WHAT NEEDS TO BE DONE - Within the entries that follow, report how many lines contain the word "Copy", giving the number by itself.

[Items from a data source]
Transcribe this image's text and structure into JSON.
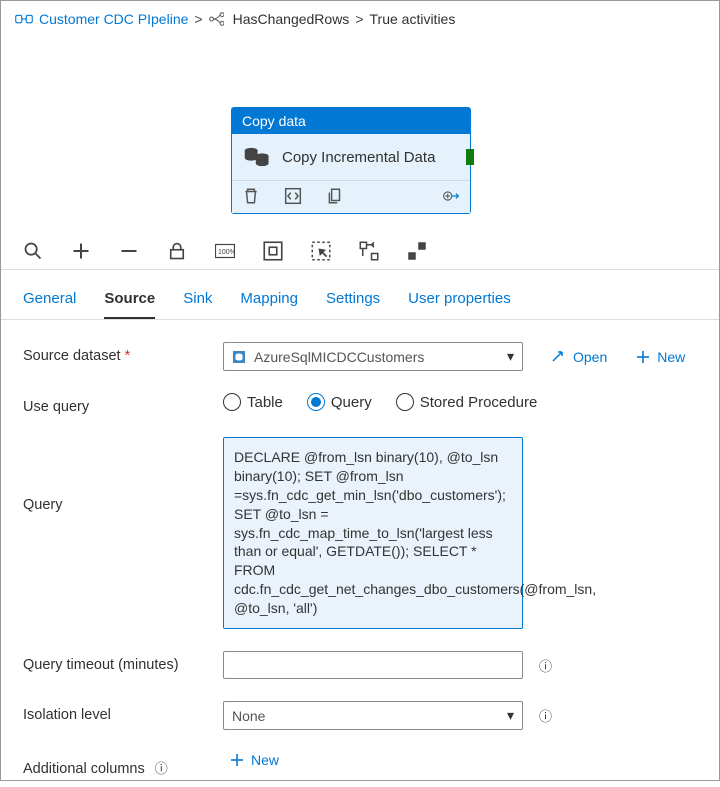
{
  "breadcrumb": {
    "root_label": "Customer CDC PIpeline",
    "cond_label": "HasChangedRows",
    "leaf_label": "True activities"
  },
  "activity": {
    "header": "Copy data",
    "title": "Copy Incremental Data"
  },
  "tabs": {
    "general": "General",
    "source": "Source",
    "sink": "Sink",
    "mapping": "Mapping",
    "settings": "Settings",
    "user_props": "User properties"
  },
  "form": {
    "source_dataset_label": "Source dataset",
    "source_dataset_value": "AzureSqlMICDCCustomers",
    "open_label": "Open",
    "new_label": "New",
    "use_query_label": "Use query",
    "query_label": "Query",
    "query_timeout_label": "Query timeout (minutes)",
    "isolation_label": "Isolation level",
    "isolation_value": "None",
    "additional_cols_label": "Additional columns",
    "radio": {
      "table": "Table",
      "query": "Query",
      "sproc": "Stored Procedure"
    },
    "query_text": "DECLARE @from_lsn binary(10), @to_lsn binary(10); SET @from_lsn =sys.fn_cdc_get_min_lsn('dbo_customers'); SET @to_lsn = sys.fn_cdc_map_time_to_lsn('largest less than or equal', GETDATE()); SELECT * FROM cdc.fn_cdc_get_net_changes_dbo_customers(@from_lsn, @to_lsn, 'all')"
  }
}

PROBLEM SOLUTION - 2